44be:  0d4f           mov   r15, r13
44c0:  0d5e           add   r14, r13
44c2:  ee9d 0024      cmp.b @r13, 0x2400(r14)
44c6:  0520           jne   #0x44d2 <check_password+0x16>
44c8:  1e53           inc   r14
44ca:  3e92           cmp   #0x8, r14
44cc:  f823           jne   #0x44be <check_password+0x2>
44ce:  1f43           mov   #0x1, r15
44d0:  3041           ret
44d2:  0f43           clr   r15
44d4:  3041           ret

We could work through this, but line 0x44c2 stands out: that line is comparing two things, one of which is related to the address 0x2400, which is where create_password was storing what it generated. So it’s probably comparing the input we entered with the string from create_password. At this point, you should be pretty sure that the hunch was right, and that the string is the password.

If you put a breakpoint on the line after create_password is called from main (which is 0x4440), and run the code to there, you can look at the contents of the magic location where our seven character password is expected to be, 0x2400. I see j!@VN/) but it might be different for you. That’s our password.

Is this realistic?

This was a quick and easy lock to hack into, because it had a saved, fixed password. Surely that would never happen in the real world?! Actually, it does happen often. Maybe not quite as simply as this, but a fixed password for gaining access to a system is normally called a backdoor.

Here’s a list of consumer devices with backdoors. It includes all Android and iOS phones, Windows, Samsung phones, Amazon Kindles, routers, etc. It might even be possible to build backdoors right into CPUs.

Most of the time a backdoor is written into software, it’s to prevent illegal or unlicensed use. For example, the Orwellian time Amazon covertly removed 1984 from people’s Kindles. The problem with backdoors is that they are intended for one company’s use but, once one exists, malicious hackers and other nefarious organisations will find out about the backdoor and start exploiting it for their own ends. Backdoors in the real world are harder to trigger than the one we broke into, so only the most dedicated hackers will be able to abuse them.

Congratulations!

You just cracked your first lock, and used knowledge of disassembly to find hidden capabilities in software!

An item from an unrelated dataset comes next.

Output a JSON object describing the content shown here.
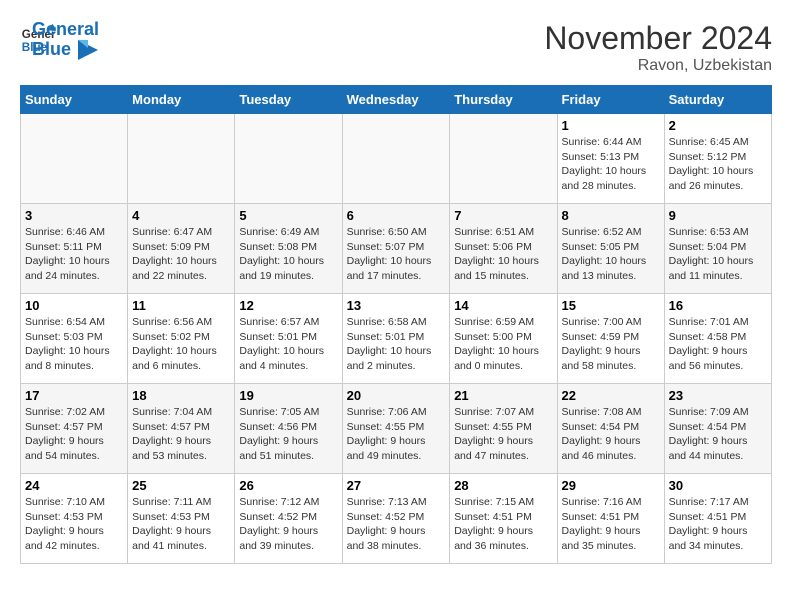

In the next part, we’ll learn more assembly and solve a more complex lock.

Thanks to Tom Carver for reading a draft of this post.